**What you have to do:** Using the records below, find every line that includes "mail" and copy it.
::: Data records
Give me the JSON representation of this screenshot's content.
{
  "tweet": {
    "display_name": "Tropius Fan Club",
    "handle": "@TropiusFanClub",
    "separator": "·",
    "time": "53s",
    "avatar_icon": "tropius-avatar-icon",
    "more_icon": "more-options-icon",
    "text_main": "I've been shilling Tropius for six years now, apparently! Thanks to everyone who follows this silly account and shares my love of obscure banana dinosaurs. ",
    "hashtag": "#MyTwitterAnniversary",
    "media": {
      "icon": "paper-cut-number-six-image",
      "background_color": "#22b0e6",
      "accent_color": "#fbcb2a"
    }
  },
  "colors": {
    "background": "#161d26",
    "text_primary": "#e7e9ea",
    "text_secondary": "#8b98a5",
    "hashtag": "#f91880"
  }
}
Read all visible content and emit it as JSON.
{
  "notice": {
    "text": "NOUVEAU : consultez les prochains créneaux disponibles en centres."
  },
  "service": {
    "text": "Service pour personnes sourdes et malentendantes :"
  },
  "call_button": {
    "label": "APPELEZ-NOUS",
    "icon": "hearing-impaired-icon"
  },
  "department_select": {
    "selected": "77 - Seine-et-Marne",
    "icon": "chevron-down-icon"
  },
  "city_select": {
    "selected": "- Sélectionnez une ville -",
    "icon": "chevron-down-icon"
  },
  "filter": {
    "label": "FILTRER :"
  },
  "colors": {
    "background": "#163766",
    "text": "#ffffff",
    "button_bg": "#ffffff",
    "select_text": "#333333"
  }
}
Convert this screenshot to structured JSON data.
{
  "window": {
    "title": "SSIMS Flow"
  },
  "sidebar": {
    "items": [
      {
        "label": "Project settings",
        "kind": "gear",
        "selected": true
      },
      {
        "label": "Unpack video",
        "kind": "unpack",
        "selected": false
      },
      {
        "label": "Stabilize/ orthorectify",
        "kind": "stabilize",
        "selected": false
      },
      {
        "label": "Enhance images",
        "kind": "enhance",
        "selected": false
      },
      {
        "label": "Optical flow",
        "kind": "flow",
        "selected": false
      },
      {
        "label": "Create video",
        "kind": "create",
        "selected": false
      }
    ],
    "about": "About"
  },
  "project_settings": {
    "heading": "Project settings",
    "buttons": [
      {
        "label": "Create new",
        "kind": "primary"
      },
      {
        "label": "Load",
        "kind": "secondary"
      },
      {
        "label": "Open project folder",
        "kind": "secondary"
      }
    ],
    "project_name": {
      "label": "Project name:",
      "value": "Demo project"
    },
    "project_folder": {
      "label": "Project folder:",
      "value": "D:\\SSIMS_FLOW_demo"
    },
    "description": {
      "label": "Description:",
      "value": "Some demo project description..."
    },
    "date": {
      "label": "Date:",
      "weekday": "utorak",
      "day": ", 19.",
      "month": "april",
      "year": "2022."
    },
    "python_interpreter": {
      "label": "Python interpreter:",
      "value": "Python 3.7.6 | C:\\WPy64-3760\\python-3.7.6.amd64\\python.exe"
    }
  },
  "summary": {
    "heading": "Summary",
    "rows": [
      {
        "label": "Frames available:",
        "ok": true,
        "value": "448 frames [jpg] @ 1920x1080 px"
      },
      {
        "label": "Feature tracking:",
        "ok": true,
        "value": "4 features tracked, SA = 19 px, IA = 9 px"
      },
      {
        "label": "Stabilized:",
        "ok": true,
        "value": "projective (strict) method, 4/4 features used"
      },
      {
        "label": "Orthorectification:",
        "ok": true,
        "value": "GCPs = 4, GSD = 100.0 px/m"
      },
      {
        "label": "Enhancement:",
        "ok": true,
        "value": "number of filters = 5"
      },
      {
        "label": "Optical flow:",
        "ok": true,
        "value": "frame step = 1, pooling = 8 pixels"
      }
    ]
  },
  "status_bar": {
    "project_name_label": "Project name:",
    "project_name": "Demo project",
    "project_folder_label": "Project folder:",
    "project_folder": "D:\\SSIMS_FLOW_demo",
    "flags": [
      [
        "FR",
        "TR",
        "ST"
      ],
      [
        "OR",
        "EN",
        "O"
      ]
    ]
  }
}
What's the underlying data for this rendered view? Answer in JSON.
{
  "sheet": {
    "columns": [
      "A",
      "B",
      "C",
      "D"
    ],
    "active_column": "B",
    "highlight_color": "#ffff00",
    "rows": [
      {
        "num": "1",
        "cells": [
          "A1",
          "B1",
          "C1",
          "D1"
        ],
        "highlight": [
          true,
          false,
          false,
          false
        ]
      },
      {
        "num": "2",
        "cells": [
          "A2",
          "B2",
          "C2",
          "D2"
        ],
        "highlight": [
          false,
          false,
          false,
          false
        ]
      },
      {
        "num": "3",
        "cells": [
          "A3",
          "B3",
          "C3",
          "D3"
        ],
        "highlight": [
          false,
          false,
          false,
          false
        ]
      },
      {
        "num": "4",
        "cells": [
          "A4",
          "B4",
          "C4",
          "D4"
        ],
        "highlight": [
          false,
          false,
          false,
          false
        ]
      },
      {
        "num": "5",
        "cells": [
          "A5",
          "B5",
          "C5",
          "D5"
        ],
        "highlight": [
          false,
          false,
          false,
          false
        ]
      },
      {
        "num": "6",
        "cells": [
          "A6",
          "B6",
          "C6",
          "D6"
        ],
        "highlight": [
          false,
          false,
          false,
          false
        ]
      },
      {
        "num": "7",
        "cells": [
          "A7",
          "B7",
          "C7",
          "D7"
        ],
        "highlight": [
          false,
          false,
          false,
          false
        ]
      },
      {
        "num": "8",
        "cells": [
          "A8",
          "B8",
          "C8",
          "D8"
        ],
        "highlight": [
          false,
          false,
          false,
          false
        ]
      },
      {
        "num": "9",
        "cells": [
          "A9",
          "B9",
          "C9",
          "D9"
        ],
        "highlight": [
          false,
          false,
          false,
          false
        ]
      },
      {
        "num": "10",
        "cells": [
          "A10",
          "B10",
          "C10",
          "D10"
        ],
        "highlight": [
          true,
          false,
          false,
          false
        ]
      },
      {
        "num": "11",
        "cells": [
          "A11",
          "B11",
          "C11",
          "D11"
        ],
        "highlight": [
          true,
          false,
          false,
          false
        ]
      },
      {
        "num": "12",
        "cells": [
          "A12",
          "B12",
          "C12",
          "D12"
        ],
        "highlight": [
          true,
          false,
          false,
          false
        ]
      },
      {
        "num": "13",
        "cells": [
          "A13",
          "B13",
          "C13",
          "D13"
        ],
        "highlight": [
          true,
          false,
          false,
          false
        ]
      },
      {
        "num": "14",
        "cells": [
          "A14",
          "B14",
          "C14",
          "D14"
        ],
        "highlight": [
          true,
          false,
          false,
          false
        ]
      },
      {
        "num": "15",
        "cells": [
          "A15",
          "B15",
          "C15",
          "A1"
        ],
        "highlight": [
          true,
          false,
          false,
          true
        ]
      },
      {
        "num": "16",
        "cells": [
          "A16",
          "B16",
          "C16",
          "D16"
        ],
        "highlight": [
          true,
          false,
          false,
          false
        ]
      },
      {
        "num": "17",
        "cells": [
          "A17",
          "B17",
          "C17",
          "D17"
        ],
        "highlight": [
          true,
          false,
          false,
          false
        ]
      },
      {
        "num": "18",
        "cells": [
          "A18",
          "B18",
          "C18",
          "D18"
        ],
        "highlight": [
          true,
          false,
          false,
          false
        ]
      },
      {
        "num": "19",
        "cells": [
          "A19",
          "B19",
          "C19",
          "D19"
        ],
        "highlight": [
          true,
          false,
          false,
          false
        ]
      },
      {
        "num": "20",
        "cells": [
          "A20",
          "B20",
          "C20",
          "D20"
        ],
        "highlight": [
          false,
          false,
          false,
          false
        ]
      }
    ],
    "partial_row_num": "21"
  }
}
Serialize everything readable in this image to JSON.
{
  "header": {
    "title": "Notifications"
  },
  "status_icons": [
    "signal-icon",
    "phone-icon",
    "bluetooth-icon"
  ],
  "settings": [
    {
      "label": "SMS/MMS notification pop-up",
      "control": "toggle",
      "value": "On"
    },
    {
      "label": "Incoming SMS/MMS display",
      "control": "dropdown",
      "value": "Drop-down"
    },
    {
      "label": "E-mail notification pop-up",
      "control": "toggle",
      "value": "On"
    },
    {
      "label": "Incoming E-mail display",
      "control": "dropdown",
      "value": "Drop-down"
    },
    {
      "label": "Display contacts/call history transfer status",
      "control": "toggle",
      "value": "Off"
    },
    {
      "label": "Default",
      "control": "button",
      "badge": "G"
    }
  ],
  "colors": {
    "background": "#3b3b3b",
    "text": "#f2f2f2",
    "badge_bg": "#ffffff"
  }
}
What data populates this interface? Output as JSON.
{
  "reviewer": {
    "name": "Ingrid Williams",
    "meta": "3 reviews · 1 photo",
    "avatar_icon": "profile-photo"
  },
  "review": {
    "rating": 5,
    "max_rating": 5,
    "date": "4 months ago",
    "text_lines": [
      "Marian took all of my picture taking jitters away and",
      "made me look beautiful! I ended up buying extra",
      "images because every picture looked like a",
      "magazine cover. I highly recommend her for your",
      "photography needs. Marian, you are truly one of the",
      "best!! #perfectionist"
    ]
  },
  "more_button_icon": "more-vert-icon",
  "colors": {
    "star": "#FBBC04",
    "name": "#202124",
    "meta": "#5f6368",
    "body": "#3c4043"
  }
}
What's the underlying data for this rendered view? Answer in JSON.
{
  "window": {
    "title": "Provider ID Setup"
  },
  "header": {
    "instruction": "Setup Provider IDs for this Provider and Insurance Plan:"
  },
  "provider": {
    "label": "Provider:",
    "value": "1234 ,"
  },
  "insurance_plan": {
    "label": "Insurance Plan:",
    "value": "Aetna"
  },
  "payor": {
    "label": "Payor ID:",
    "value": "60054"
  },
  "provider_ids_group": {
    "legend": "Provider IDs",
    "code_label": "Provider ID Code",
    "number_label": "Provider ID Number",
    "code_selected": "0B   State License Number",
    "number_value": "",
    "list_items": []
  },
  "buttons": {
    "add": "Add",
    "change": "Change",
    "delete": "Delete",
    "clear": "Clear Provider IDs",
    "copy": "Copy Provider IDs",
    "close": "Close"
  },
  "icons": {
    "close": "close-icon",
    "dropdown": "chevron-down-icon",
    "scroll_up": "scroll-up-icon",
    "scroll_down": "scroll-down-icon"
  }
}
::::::
**Response below:**
      "label": "E-mail notification pop-up",
      "label": "Incoming E-mail display",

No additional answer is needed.